### TASK PROMPT
Return every line below in which "number" appears.
(EXTRACTED ENTRIES begins)
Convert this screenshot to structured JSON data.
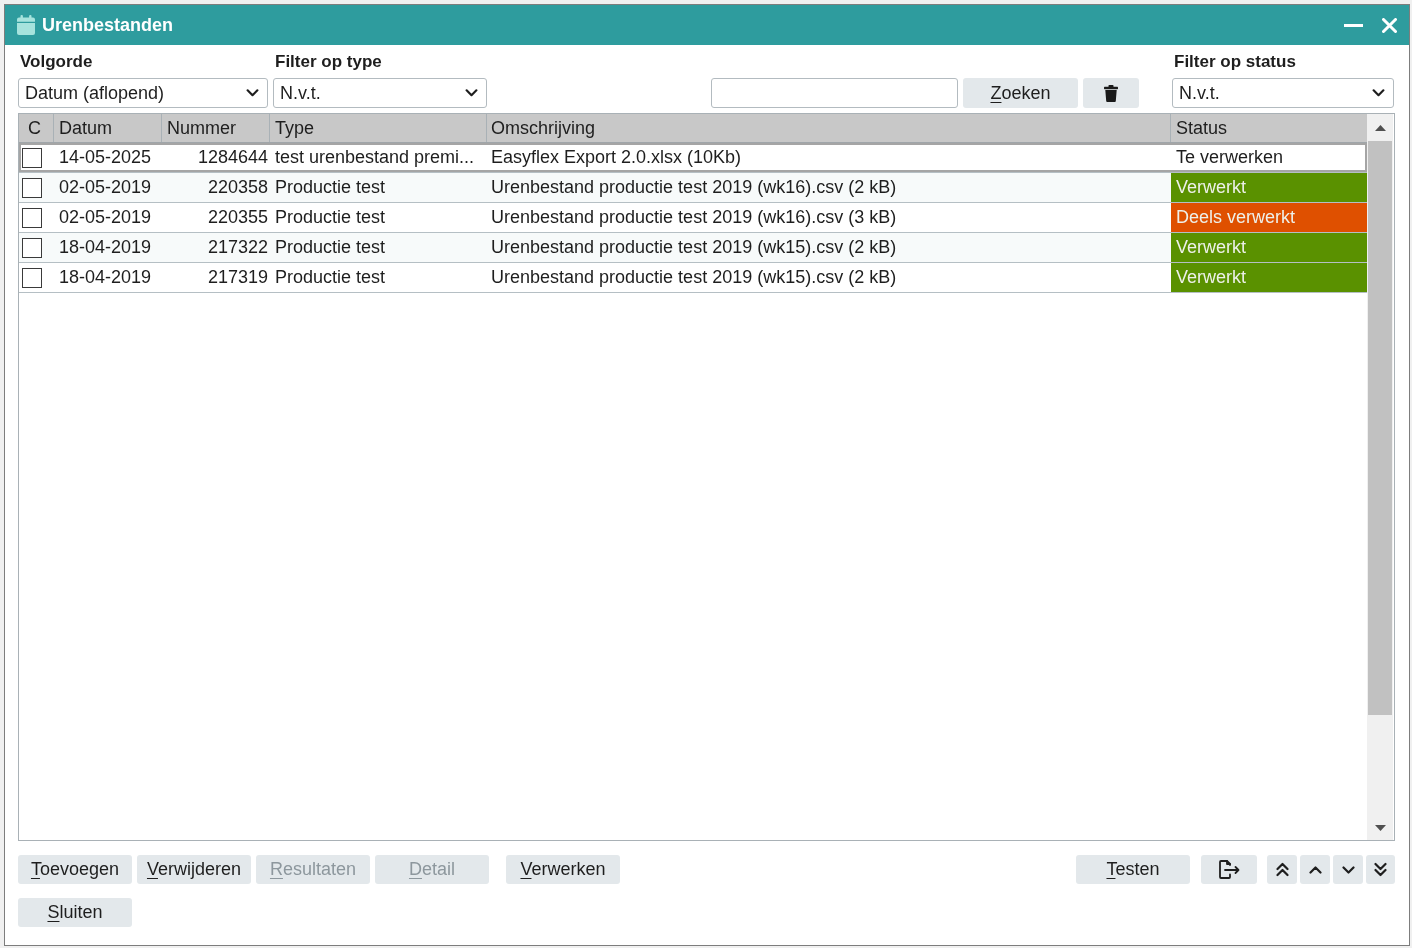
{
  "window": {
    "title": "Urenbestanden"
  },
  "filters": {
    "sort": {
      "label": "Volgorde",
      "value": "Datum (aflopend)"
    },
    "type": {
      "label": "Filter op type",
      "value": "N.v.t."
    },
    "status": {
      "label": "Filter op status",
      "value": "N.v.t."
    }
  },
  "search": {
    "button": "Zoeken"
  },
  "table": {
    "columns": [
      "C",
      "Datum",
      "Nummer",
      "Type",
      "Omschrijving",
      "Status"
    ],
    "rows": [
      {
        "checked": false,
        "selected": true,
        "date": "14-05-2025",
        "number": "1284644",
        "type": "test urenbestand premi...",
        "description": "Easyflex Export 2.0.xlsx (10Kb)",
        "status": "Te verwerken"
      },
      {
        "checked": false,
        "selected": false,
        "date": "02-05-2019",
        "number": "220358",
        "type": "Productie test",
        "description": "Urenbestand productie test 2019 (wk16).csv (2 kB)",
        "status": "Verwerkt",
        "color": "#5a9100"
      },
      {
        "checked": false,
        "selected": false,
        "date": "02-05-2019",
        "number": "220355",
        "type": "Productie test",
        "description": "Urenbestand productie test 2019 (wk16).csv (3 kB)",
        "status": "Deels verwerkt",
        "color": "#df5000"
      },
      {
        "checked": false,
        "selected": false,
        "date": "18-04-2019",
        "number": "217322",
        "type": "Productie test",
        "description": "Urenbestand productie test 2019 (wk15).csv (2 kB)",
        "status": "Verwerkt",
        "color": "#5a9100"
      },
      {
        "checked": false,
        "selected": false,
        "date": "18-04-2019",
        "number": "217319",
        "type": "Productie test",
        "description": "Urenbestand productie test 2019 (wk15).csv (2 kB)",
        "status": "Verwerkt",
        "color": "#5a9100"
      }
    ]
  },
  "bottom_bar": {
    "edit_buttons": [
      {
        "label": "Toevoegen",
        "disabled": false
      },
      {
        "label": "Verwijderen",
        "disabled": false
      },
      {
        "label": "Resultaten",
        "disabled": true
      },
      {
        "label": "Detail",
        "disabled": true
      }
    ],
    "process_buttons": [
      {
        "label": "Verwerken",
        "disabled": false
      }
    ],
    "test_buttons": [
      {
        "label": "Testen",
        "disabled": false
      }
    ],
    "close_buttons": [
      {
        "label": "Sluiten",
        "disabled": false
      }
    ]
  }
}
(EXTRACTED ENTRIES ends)
### SOLUTION TO THIS TASK
        "number": "1284644",
        "number": "220358",
        "number": "220355",
        "number": "217322",
        "number": "217319",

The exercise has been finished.